** Opening Information shown block **
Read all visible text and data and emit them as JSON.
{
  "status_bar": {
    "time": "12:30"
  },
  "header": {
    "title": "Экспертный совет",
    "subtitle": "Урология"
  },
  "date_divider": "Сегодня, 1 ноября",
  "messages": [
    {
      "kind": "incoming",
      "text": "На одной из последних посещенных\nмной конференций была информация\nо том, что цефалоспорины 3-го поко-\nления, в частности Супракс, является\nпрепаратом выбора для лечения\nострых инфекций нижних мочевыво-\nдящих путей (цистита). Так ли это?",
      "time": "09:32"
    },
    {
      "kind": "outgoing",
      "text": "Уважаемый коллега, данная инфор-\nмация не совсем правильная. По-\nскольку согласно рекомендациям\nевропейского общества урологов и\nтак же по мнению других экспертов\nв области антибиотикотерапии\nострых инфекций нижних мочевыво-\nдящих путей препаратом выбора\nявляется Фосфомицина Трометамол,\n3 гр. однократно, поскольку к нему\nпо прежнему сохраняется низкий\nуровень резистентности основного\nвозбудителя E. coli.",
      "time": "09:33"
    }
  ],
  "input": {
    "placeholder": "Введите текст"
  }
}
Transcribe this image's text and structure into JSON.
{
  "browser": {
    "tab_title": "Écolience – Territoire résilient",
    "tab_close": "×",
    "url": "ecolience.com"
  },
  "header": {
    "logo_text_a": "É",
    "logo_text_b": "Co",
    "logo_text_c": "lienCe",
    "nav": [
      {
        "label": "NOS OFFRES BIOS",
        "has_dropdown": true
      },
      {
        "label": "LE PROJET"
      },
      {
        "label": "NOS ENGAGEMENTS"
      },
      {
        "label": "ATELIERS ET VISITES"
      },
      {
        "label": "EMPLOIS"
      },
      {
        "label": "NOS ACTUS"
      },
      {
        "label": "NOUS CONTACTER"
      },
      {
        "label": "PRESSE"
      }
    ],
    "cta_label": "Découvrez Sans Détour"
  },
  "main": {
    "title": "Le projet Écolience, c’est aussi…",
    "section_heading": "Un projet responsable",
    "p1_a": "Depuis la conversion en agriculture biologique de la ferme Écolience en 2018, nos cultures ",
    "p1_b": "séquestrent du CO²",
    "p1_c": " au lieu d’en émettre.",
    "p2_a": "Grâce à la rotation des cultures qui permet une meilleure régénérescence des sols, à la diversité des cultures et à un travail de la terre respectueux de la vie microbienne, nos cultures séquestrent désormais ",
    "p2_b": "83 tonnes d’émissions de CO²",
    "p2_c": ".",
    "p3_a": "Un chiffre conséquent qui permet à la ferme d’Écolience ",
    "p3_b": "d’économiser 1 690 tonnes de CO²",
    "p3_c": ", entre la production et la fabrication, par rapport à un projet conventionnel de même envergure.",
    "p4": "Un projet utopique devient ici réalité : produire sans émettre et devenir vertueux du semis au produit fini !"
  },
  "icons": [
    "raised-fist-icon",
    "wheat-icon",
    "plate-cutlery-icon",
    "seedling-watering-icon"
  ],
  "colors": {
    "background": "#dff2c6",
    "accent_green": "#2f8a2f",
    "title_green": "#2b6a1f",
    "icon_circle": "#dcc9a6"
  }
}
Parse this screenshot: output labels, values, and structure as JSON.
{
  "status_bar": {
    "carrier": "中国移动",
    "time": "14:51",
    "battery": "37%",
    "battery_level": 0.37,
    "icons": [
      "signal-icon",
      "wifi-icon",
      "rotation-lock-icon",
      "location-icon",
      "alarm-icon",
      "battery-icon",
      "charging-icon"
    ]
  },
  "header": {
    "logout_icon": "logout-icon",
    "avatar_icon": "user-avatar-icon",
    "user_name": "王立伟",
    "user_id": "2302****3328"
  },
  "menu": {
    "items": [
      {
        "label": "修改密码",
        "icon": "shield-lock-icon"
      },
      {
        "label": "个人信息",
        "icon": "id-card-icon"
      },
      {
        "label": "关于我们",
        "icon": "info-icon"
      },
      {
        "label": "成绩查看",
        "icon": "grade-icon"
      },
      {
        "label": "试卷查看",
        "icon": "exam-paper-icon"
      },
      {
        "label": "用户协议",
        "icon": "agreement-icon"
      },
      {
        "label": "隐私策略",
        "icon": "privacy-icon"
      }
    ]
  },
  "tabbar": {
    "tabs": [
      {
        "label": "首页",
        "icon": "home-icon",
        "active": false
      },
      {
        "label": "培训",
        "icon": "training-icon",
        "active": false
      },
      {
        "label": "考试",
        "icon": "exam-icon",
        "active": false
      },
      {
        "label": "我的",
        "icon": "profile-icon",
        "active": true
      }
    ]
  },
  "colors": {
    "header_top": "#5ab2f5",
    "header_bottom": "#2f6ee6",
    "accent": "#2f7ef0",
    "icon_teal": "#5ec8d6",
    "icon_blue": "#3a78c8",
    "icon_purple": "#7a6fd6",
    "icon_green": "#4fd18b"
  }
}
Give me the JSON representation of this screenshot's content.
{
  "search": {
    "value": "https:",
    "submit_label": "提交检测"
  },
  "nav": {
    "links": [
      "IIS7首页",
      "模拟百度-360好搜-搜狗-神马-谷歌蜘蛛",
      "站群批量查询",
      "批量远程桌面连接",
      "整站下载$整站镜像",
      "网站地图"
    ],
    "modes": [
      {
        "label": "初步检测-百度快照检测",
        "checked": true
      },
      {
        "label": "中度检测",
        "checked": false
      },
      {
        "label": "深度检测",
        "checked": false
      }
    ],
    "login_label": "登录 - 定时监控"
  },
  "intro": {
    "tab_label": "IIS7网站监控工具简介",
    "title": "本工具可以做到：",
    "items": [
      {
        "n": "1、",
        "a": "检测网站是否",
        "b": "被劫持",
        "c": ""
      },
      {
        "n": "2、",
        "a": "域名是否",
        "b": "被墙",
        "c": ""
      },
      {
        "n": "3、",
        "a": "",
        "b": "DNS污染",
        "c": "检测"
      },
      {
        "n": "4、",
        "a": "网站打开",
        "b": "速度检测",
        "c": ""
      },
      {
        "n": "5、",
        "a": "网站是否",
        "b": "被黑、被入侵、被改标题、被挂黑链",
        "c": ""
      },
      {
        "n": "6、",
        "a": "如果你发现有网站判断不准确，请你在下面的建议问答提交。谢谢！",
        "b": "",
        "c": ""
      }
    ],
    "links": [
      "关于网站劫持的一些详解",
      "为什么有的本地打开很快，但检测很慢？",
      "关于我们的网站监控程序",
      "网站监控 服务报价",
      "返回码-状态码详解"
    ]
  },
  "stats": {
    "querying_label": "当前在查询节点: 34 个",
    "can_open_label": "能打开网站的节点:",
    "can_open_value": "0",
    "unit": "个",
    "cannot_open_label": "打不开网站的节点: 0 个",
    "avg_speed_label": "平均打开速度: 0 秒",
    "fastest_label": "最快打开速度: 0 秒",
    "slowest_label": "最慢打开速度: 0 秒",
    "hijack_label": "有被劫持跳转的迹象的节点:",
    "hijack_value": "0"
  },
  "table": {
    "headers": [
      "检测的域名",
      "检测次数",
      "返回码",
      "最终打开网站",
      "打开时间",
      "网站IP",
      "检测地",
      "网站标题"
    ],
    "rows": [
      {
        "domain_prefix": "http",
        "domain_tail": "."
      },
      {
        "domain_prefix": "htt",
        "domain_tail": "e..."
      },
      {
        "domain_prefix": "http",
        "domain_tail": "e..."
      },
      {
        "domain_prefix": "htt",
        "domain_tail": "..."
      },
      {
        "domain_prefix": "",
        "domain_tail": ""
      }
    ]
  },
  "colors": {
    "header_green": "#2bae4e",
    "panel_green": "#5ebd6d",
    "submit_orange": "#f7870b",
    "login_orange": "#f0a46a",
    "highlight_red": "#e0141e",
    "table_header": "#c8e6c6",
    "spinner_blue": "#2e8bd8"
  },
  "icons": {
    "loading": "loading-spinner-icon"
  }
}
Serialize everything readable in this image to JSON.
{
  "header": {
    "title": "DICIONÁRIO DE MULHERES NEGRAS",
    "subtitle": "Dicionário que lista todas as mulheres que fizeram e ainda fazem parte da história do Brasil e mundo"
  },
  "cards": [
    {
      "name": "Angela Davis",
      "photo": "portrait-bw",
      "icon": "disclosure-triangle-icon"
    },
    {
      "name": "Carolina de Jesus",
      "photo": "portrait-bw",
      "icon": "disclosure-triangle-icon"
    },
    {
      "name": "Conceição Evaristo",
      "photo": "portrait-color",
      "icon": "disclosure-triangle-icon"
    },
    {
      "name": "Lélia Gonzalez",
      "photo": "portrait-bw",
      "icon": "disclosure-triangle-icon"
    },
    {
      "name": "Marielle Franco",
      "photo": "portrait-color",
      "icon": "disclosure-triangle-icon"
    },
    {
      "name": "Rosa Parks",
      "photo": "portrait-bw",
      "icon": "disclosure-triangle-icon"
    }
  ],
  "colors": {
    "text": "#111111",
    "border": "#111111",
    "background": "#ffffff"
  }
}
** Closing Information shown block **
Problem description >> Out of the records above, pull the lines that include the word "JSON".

Solution to this task >>
Read all visible text and data and emit them as JSON.
Transcribe this image's text and structure into JSON.
Parse this screenshot: output labels, values, and structure as JSON.
Give me the JSON representation of this screenshot's content.
Serialize everything readable in this image to JSON.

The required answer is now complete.